It has three bedrooms, two of which contain a queen bed. The third bedroom has a twin day bed with twin trundle bed. The cabin is fully furnished and stocked with all of the items a person or small group would need during their stay. A fully functional kitchen accommodates meal preparation.
The Alec Proskine Welcome Center has been named after the donor, the late Alec C. Proskine who helped fund the Welcome Center and the new Prayer Cabin. The Welcome Center is a state of the art office with a reception/waiting area, four administrative offices and a large program/summer staff area where summer leadership staff plan all the summer programs at Casowasco.
Capernaum has a dormitory setting with four rooms that sleep 16 guests apiece, for a total of 64 guests. The building is set in a wooded area to offer a natural, rustic feel. The Railroad Trail offers a scenic, low-impact hike to and from the Emmaus Commons, waterfront area and the Lakeview Chapel.
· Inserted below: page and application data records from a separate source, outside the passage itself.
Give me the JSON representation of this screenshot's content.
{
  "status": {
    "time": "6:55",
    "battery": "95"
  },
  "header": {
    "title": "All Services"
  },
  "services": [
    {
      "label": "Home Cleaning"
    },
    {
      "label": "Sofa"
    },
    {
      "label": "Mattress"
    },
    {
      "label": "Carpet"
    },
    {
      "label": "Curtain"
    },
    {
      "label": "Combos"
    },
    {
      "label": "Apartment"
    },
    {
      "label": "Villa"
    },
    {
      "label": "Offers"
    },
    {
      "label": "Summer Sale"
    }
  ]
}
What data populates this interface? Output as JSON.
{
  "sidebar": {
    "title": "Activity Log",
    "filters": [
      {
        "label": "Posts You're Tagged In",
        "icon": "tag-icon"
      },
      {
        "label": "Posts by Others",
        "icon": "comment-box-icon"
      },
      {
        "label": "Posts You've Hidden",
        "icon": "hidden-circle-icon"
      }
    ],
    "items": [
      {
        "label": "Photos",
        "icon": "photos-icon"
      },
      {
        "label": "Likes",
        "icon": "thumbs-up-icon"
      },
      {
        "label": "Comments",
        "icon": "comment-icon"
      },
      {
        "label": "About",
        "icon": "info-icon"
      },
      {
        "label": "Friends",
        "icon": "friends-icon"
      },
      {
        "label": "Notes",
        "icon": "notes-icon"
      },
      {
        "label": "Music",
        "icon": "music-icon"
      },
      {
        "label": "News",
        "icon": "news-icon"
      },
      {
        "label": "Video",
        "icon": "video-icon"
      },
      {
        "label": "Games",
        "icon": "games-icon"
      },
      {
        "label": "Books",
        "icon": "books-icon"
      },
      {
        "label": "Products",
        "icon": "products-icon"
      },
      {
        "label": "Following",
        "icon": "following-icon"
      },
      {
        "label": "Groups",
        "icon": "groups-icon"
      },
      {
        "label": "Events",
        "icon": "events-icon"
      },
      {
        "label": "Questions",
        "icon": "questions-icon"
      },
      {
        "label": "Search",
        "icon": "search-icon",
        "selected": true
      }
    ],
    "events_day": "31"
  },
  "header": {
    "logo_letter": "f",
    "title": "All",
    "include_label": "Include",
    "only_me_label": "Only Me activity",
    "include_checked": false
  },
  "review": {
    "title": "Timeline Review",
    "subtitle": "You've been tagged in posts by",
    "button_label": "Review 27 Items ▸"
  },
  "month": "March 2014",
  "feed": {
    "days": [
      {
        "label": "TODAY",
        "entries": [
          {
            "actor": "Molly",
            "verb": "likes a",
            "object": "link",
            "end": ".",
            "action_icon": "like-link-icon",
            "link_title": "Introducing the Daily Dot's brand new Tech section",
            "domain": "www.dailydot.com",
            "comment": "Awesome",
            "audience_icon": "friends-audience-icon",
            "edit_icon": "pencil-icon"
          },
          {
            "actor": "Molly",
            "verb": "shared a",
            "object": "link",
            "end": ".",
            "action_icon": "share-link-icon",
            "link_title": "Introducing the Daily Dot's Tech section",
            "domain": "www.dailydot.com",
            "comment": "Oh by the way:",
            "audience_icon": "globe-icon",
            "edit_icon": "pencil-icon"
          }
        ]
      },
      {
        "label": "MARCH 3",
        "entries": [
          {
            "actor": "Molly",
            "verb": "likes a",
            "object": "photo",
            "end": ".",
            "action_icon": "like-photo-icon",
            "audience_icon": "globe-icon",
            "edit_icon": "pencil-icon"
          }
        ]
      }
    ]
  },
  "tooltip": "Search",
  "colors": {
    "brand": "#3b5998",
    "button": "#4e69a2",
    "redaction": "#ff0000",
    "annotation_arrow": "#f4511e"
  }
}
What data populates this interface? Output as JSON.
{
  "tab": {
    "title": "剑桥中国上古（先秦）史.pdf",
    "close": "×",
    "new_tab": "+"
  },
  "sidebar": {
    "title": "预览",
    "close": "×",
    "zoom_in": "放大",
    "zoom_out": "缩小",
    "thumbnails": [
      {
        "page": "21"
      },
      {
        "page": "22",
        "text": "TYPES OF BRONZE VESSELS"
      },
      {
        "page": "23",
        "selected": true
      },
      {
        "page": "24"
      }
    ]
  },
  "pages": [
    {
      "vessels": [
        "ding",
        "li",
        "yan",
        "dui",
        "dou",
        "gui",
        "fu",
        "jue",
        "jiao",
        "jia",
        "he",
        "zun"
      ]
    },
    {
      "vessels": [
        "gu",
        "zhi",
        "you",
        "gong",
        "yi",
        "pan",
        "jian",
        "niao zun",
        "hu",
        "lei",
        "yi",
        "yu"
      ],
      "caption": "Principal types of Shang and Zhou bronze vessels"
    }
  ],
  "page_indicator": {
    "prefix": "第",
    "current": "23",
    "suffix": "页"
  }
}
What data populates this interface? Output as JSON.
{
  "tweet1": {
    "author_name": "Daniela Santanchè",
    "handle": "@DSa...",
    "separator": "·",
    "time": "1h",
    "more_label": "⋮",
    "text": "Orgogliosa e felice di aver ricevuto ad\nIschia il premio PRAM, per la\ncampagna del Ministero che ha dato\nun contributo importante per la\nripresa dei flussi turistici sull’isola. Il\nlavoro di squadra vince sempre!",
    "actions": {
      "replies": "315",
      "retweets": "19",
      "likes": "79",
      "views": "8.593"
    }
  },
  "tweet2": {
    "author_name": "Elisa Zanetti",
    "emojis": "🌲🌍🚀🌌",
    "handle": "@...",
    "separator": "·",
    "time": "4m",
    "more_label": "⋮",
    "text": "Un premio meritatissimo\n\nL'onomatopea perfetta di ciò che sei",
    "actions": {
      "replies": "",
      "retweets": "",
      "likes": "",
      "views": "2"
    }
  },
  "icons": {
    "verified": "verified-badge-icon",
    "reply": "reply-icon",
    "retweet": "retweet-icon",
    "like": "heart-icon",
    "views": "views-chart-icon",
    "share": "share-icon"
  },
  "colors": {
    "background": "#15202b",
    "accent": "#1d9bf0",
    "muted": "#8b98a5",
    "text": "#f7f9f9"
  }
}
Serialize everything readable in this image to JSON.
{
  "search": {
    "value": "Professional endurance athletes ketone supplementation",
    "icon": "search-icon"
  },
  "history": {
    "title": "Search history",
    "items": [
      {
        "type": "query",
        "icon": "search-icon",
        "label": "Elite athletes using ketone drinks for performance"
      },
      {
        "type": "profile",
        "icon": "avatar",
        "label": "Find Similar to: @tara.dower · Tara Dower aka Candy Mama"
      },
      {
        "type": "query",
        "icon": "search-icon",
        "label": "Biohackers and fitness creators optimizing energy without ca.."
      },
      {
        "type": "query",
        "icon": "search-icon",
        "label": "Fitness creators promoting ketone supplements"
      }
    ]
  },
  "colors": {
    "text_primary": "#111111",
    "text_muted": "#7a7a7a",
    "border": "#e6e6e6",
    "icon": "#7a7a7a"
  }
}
Each room has one bathroom with two sinks, 1-2 toilets, and 1-2 showers. The lodge meeting space has a fireplace and a small kitchenette. The room is perfect for meetings and evening programs, while the campfire circle provides a place to sing and make s’mores. Capernaum is available from May 1 to Nov. 1.
Capernaum was constructed after Mount Tabor, in 1965. The architects, Teisch and Morton designed the building to be open only in the summer but some renovations have allowed it to be open all year – with the exception of some of the colder months.
Mount Tabor is a complex of four cabins and a main lodge set on a tree-filled hill top. Offering a more rustic experience and natural setting, Mt. Tabor is a favorite for family camping, church camping, and youth retreats. Each of the four cabins have the same floor plan and can sleep up to 18 guests apiece. Dividers within the cabins allow for privacy between genders or families.
The main lodge is a short distance from the cabins and provides a large meeting space, a fire place, and 2 dormitory-style bathrooms. The campfire circle is a perfect place for singing and s’mores in the evening. A staircase entitled Jacob’s Ladder provides easy access to the Emmaus Commons, the waterfront area and the Lakeview Chapel. Mt. Tabor is available from May 15 through Sept. 30.
“While many of the churches of Central New York were enlarging their facilities to accommodate the postwar baby boom, Casowasco continued adding buildings. As Bethany neared completion (1962,) plans for a cabin unit on the knoll midway up the hill from the point were moving from dream to reality. Builder Richard Hoyt began construction summer ’63 and completed work that fall. This investment of $49,700 brought into being Mt. Tabor – a cluster of four separate cabins with a central lodge – Casowasco’s first facility specifically designed for small group camping.”
(an excerpt from “Casowasco – A Place of Vision” by Phyllis Coville)